- Noted. Also, I just came across this document published by the "W3C/IETF URI Planning Interest Group" describing the current de facto state of URI definitions. I'm linking directly to the section that summarizes the situation. Note that this comes directly from the top, and while it's not an official policy it's written by the people in the know (i.e. not even just some rando professor's opinion)
- I'll summarize their summary. The idea that there would eventually be URI's that are neither URL's nor URN's was at best a theory put forward when the web was still taking shape. This didn't happen and the only types of URI's that came to be standards were URL's and URN's. I think all those Venn (or Euler) diagrams are from that early period when academics first wrote their chapters on URI's.
- --Qwerty0 (talk) 17:50, 20 April 2010 (UTC)
- Ok seeing as there've been no objections I went ahead and made a candidate replacement diagram:
- I'm no Euler/Venn diagram expert (nor an Inkscape ninja, as you can see) but I think this conveys what we're trying to explain, no? I'll probably wait a while again then replace the diagram if no objections.
- --Qwerty0 (talk) 06:11, 22 June 2010 (UTC)

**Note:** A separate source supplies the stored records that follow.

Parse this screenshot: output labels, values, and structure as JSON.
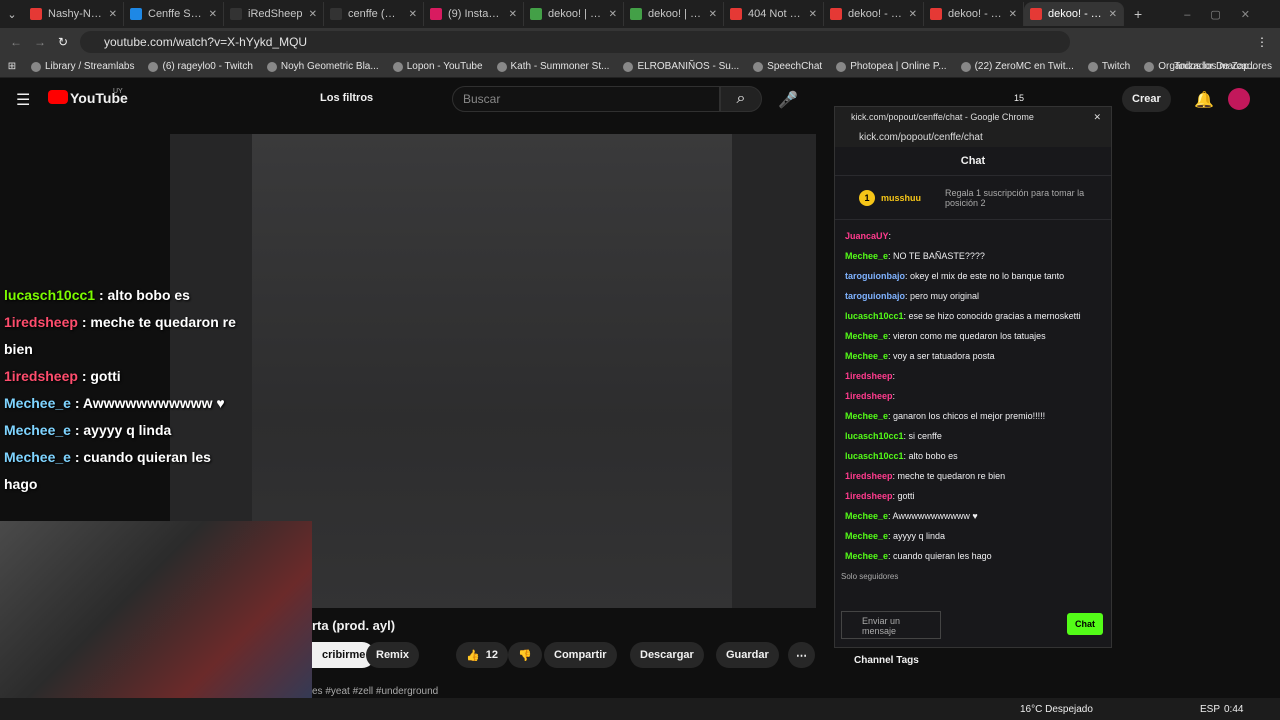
{
  "tabs": [
    {
      "label": "Nashy-Nashai",
      "color": "#e53935"
    },
    {
      "label": "Cenffe Stream",
      "color": "#1e88e5"
    },
    {
      "label": "iRedSheep",
      "color": "#333"
    },
    {
      "label": "cenffe (@cenffe)",
      "color": "#333"
    },
    {
      "label": "(9) Instagram",
      "color": "#d81b60"
    },
    {
      "label": "dekoo! | Instagram",
      "color": "#43a047"
    },
    {
      "label": "dekoo! | Spotify",
      "color": "#43a047"
    },
    {
      "label": "404 Not Found",
      "color": "#e53935"
    },
    {
      "label": "dekoo! - llorar",
      "color": "#e53935"
    },
    {
      "label": "dekoo! - YouTube",
      "color": "#e53935"
    },
    {
      "label": "dekoo! - Ya no",
      "color": "#e53935",
      "active": true
    }
  ],
  "url": "youtube.com/watch?v=X-hYykd_MQU",
  "bookmarks": [
    "Library / Streamlabs",
    "(6) rageylo0 - Twitch",
    "Noyh Geometric Bla...",
    "Lopon - YouTube",
    "Kath - Summoner St...",
    "ELROBANIÑOS - Su...",
    "SpeechChat",
    "Photopea | Online P...",
    "(22) ZeroMC en Twit...",
    "Twitch",
    "Organizador De Zap..."
  ],
  "bookmarks_all": "Todos los marcadores",
  "yt": {
    "logo": "YouTube",
    "country": "UY",
    "filters": "Los filtros",
    "search_placeholder": "Buscar",
    "notif_count": "15",
    "create": "Crear"
  },
  "overlay_chat": [
    {
      "user": "lucasch10cc1",
      "text": " : alto bobo es",
      "ucolor": "#7cfc00"
    },
    {
      "user": "1iredsheep",
      "text": " : meche te quedaron re bien",
      "ucolor": "#ff4d6d"
    },
    {
      "user": "1iredsheep",
      "text": " : gotti",
      "ucolor": "#ff4d6d"
    },
    {
      "user": "Mechee_e",
      "text": " : Awwwwwwwwwww ♥",
      "ucolor": "#7fd4ff"
    },
    {
      "user": "Mechee_e",
      "text": " : ayyyy q linda",
      "ucolor": "#7fd4ff"
    },
    {
      "user": "Mechee_e",
      "text": " : cuando quieran les hago",
      "ucolor": "#7fd4ff"
    }
  ],
  "video_title": "rta (prod. ayl)",
  "actions": {
    "subscribe": "cribirme",
    "remix": "Remix",
    "likes": "12",
    "share": "Compartir",
    "download": "Descargar",
    "save": "Guardar"
  },
  "tags": "es #yeat #zell #underground",
  "popup": {
    "window_title": "kick.com/popout/cenffe/chat - Google Chrome",
    "url": "kick.com/popout/cenffe/chat",
    "heading": "Chat",
    "top_user": "musshuu",
    "top_rank": "1",
    "top_msg": "Regala 1 suscripción para tomar la posición 2",
    "messages": [
      {
        "user": "JuancaUY",
        "text": ":",
        "c": "#ff3b8d"
      },
      {
        "user": "Mechee_e",
        "text": ": NO TE BAÑASTE????",
        "c": "#53fc18"
      },
      {
        "user": "taroguionbajo",
        "text": ": okey el mix de este no lo banque tanto",
        "c": "#7fb2ff"
      },
      {
        "user": "taroguionbajo",
        "text": ": pero muy original",
        "c": "#7fb2ff"
      },
      {
        "user": "lucasch10cc1",
        "text": ": ese se hizo conocido gracias a mernosketti",
        "c": "#53fc18"
      },
      {
        "user": "Mechee_e",
        "text": ": vieron como me quedaron los tatuajes",
        "c": "#53fc18"
      },
      {
        "user": "Mechee_e",
        "text": ": voy a ser tatuadora posta",
        "c": "#53fc18"
      },
      {
        "user": "1iredsheep",
        "text": ":",
        "c": "#ff3b8d"
      },
      {
        "user": "1iredsheep",
        "text": ":",
        "c": "#ff3b8d"
      },
      {
        "user": "Mechee_e",
        "text": ": ganaron los chicos el mejor premio!!!!!",
        "c": "#53fc18"
      },
      {
        "user": "lucasch10cc1",
        "text": ": si cenffe",
        "c": "#53fc18"
      },
      {
        "user": "lucasch10cc1",
        "text": ": alto bobo es",
        "c": "#53fc18"
      },
      {
        "user": "1iredsheep",
        "text": ": meche te quedaron re bien",
        "c": "#ff3b8d"
      },
      {
        "user": "1iredsheep",
        "text": ": gotti",
        "c": "#ff3b8d"
      },
      {
        "user": "Mechee_e",
        "text": ": Awwwwwwwwwww ♥",
        "c": "#53fc18"
      },
      {
        "user": "Mechee_e",
        "text": ": ayyyy q linda",
        "c": "#53fc18"
      },
      {
        "user": "Mechee_e",
        "text": ": cuando quieran les hago",
        "c": "#53fc18"
      }
    ],
    "followers_only": "Solo seguidores",
    "input_placeholder": "Enviar un mensaje",
    "send": "Chat",
    "channel_tags": "Channel Tags"
  },
  "taskbar": {
    "weather": "16°C Despejado",
    "lang": "ESP",
    "time": "0:44"
  }
}
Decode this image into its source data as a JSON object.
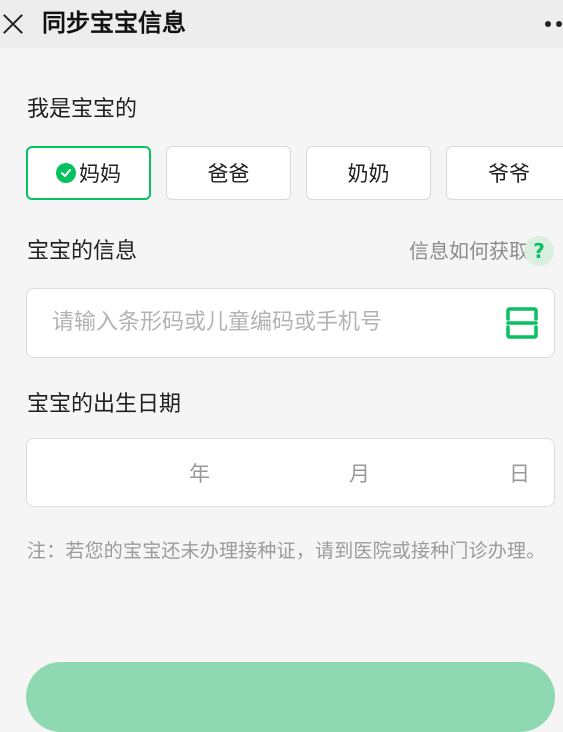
{
  "header": {
    "title": "同步宝宝信息"
  },
  "relation": {
    "label": "我是宝宝的",
    "options": [
      "妈妈",
      "爸爸",
      "奶奶",
      "爷爷"
    ],
    "selected": "妈妈"
  },
  "info": {
    "label": "宝宝的信息",
    "help_text": "信息如何获取",
    "help_icon": "?",
    "input_placeholder": "请输入条形码或儿童编码或手机号",
    "input_value": ""
  },
  "birth": {
    "label": "宝宝的出生日期",
    "year": "年",
    "month": "月",
    "day": "日"
  },
  "note": "注：若您的宝宝还未办理接种证，请到医院或接种门诊办理。",
  "colors": {
    "accent": "#07c160",
    "submit_button": "#8fd9b2",
    "help_icon_bg": "#d9efdf",
    "page_bg": "#f5f5f5",
    "header_bg": "#ededed"
  },
  "icons": {
    "close": "close-icon",
    "more": "more-icon",
    "check": "check-icon",
    "help": "help-icon",
    "scan": "scan-icon"
  }
}
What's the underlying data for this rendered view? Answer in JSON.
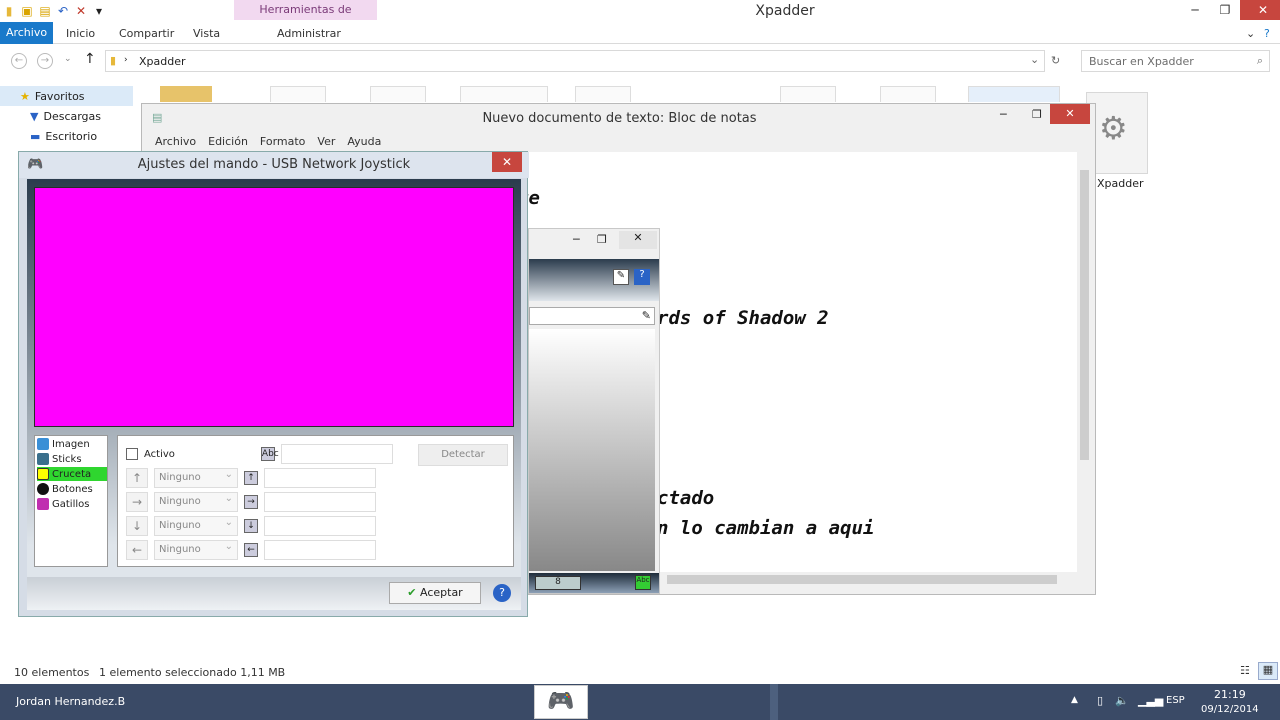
{
  "explorer": {
    "context_tab": "Herramientas de aplicación",
    "title": "Xpadder",
    "tabs": [
      "Archivo",
      "Inicio",
      "Compartir",
      "Vista",
      "Administrar"
    ],
    "path": "Xpadder",
    "search_placeholder": "Buscar en Xpadder",
    "nav": [
      "Favoritos",
      "Descargas",
      "Escritorio"
    ],
    "selected_icon_label": "Xpadder",
    "status_items": "10 elementos",
    "status_selection": "1 elemento seleccionado  1,11 MB"
  },
  "notepad": {
    "title": "Nuevo documento de texto: Bloc de notas",
    "menu": [
      "Archivo",
      "Edición",
      "Formato",
      "Ver",
      "Ayuda"
    ],
    "lines": [
      "re",
      "rds of Shadow 2",
      "ctado",
      "n lo cambian a aqui"
    ]
  },
  "dialog": {
    "title": "Ajustes del mando - USB Network Joystick",
    "canvas_color": "#ff00ff",
    "list": [
      "Imagen",
      "Sticks",
      "Cruceta",
      "Botones",
      "Gatillos"
    ],
    "activo_label": "Activo",
    "detect_label": "Detectar",
    "dropdown_value": "Ninguno",
    "accept_label": "Aceptar",
    "counter": "8"
  },
  "taskbar": {
    "user": "Jordan Hernandez.B",
    "lang": "ESP",
    "time": "21:19",
    "date": "09/12/2014"
  }
}
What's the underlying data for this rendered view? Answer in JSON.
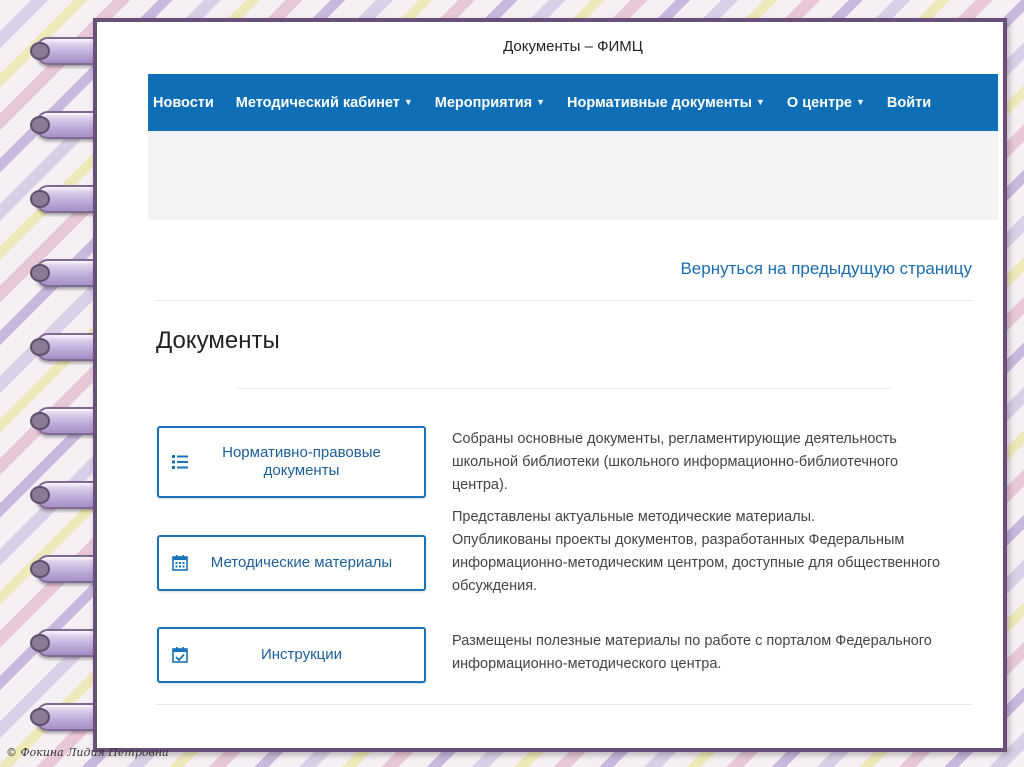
{
  "site_title": "Документы – ФИМЦ",
  "nav": {
    "items": [
      {
        "label": "Новости",
        "dropdown": false
      },
      {
        "label": "Методический кабинет",
        "dropdown": true
      },
      {
        "label": "Мероприятия",
        "dropdown": true
      },
      {
        "label": "Нормативные документы",
        "dropdown": true
      },
      {
        "label": "О центре",
        "dropdown": true
      },
      {
        "label": "Войти",
        "dropdown": false
      }
    ],
    "caret": "▼",
    "color": "#0e6fb6"
  },
  "back_link": "Вернуться на предыдущую страницу",
  "page_title": "Документы",
  "cards": [
    {
      "icon": "list-icon",
      "label": "Нормативно-правовые документы"
    },
    {
      "icon": "calendar-icon",
      "label": "Методические материалы"
    },
    {
      "icon": "calendar-check-icon",
      "label": "Инструкции"
    }
  ],
  "descriptions": [
    "Собраны основные документы, регламентирующие деятельность школьной библиотеки (школьного информационно-библиотечного центра).",
    "Представлены актуальные методические материалы.",
    "Опубликованы проекты документов, разработанных Федеральным информационно-методическим центром, доступные для общественного обсуждения.",
    "Размещены полезные материалы по работе с порталом Федерального информационно-методического центра."
  ],
  "signature": "© Фокина Лидия Петровна",
  "accent_color": "#1a72b8"
}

If the description of such a simple diagram takes more space than the diagram itself, the diagram seems to offer no value but only confusion. What does the color mean? Why are some lines dotted? Does the "URI" above the "URL~URN pill" offer any additional information? The diagram is neither Venn, nor Euler. If you cannot categorize URI in URL and URN then we should just remove the diagram instead of contributing to the confusion. As long as it is not clear whether URN stands for the Uniform Resource Name as abstract URI type or for the urn: namespace (also described in Uniform Resource Name), the confusion will remain. -- JakobVoss (talk) 22:20, 2 May 2011 (UTC)
- Right. I only took the effort to remove the part where it implied the existence of URI's that were neither URL's nor URN's. But fixing it further shouldn't be too much of a problem. In order to remove the weird "pill" format, why not go with a more traditional Venn diagram to show the overlap of URL's and URN's? This is just a rough draft I made. I can fancy it up if we decide to use it.
- I'm no Venn (or Euler) expert, so I don't know the best way to draw it to show that all URL's, URN's, and both, are in the set of URI's (but there's no URI that is neither).
- But I think a visual illustration is key, especially if you notice how confusing it is to read my last sentence. It can be put much more simply in a diagram. And there is so much confusion about this, I think it's important to clearly show the correct situation.
- (One last note, I'm linking here the part of the RFC that specifies the relationship. Thanks for the link, Jakob.) — Preceding unsigned comment added by Qwerty0 (talk • contribs) 21:58, 26 September 2011 (UTC)